But before we get up on our high horse about this, its important to remember that this isn't something that only affects "those people." We all do it to some extent...it is the human condition.
The theory of motivated reasoning builds on a key insight of modern neuroscience: Reasoning is actually suffused with emotion (or what researchers often call “affect”). Not only are the two inseparable, but our positive or negative feelings about people, things, and ideas arise much more rapidly than our conscious thoughts, in a matter of milliseconds—fast enough to detect with an EEG device, but long before we’re aware of it. That shouldn’t be surprising: Evolution required us to react very quickly to stimuli in our environment. It’s a “basic human survival skill,” explains political scientist Arthur Lupia of the University of Michigan. We push threatening information away; we pull friendly information close. We apply fight-or-flight reflexes not only to predators, but to data itself.The truth is, the only way we can ensure that we're fighting off motivated reasoning is to recognize that its our natural instinct and work against it by choosing to expose ourselves to "threatening information" and allowing the questions to surface.
One of the sure "tells" that someone is trying to engage you in motivated reasoning is if they are always attempting to gin up your emotional response - its why the term "poutrage"was invented. And its exactly why so many people on the left react negatively to "no drama Obama." Unfortunately, that seems to be what a lot of our new media excels at doing.
Don't get me wrong, anger and passion are essential tools in motivating people to change...they help us identify the problems. But they are not much use when it comes to reasoning out solutions. As a matter of fact, they often disguise themselves as reasoning and lead us to what Stephen Colbert so prophetically called truthiness.
Whenever I think about this I go back to something Nezua wrote a few years ago about the dangers of being sure.
...life is not like a series of books in a course on anything. It fluctuates. We fluctuate. We are not a being, but a becoming, as Friedrich once said. And sometimes ideas are hammered out and we draw lines and walls and are told we fall on one side or the other and so do our thoughts and so does all that follows from them...and so it goes. We buy into these illusory borders, too...

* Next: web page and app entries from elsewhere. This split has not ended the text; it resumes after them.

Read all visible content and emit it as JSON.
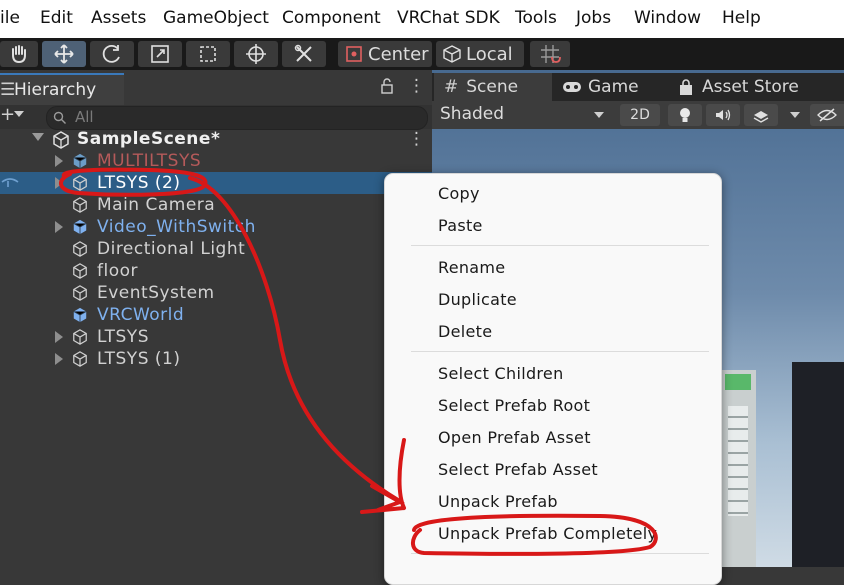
{
  "menu": [
    "ile",
    "Edit",
    "Assets",
    "GameObject",
    "Component",
    "VRChat SDK",
    "Tools",
    "Jobs",
    "Window",
    "Help"
  ],
  "toolbar": {
    "pivot_label": "Center",
    "space_label": "Local"
  },
  "hierarchy": {
    "tab_label": "Hierarchy",
    "search_placeholder": "All",
    "scene_name": "SampleScene*",
    "items": [
      {
        "label": "MULTILTSYS",
        "color": "#b55a5a",
        "prefab": true,
        "expandable": true
      },
      {
        "label": "LTSYS (2)",
        "color": "#ffffff",
        "prefab": false,
        "expandable": true,
        "selected": true
      },
      {
        "label": "Main Camera",
        "color": "#d2d2d2",
        "prefab": false,
        "expandable": false
      },
      {
        "label": "Video_WithSwitch",
        "color": "#7fb1ef",
        "prefab": true,
        "expandable": true
      },
      {
        "label": "Directional Light",
        "color": "#d2d2d2",
        "prefab": false,
        "expandable": false
      },
      {
        "label": "floor",
        "color": "#d2d2d2",
        "prefab": false,
        "expandable": false
      },
      {
        "label": "EventSystem",
        "color": "#d2d2d2",
        "prefab": false,
        "expandable": false
      },
      {
        "label": "VRCWorld",
        "color": "#7fb1ef",
        "prefab": true,
        "expandable": false
      },
      {
        "label": "LTSYS",
        "color": "#d2d2d2",
        "prefab": false,
        "expandable": true
      },
      {
        "label": "LTSYS (1)",
        "color": "#d2d2d2",
        "prefab": false,
        "expandable": true
      }
    ]
  },
  "scene_tabs": [
    {
      "label": "Scene",
      "icon": "grid-icon"
    },
    {
      "label": "Game",
      "icon": "gamepad-icon"
    },
    {
      "label": "Asset Store",
      "icon": "bag-icon"
    }
  ],
  "scene_toolbar": {
    "shading": "Shaded",
    "mode_2d": "2D"
  },
  "context_menu": {
    "items": [
      "Copy",
      "Paste",
      "Rename",
      "Duplicate",
      "Delete",
      "Select Children",
      "Select Prefab Root",
      "Open Prefab Asset",
      "Select Prefab Asset",
      "Unpack Prefab",
      "Unpack Prefab Completely"
    ]
  },
  "colors": {
    "selection": "#2c5d87",
    "annotation": "#d81818",
    "tab_accent": "#3a79bb"
  }
}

I am far more comfortable navigating the in-between than I am in any Place. I like no thing as much as the coming and going from one to another. It is on the purpling beaches of dusk and the roseing gauze of dawn that my true eye shines lidless and I see so much more than in broad daylight. In the falling away of my tired husk I remember my shape can only be held temporarily. And to cling too tightly to it is to rot.
Being sure is but the borderwall we place around a heart to ward off the skinstripping wind of the next living moment.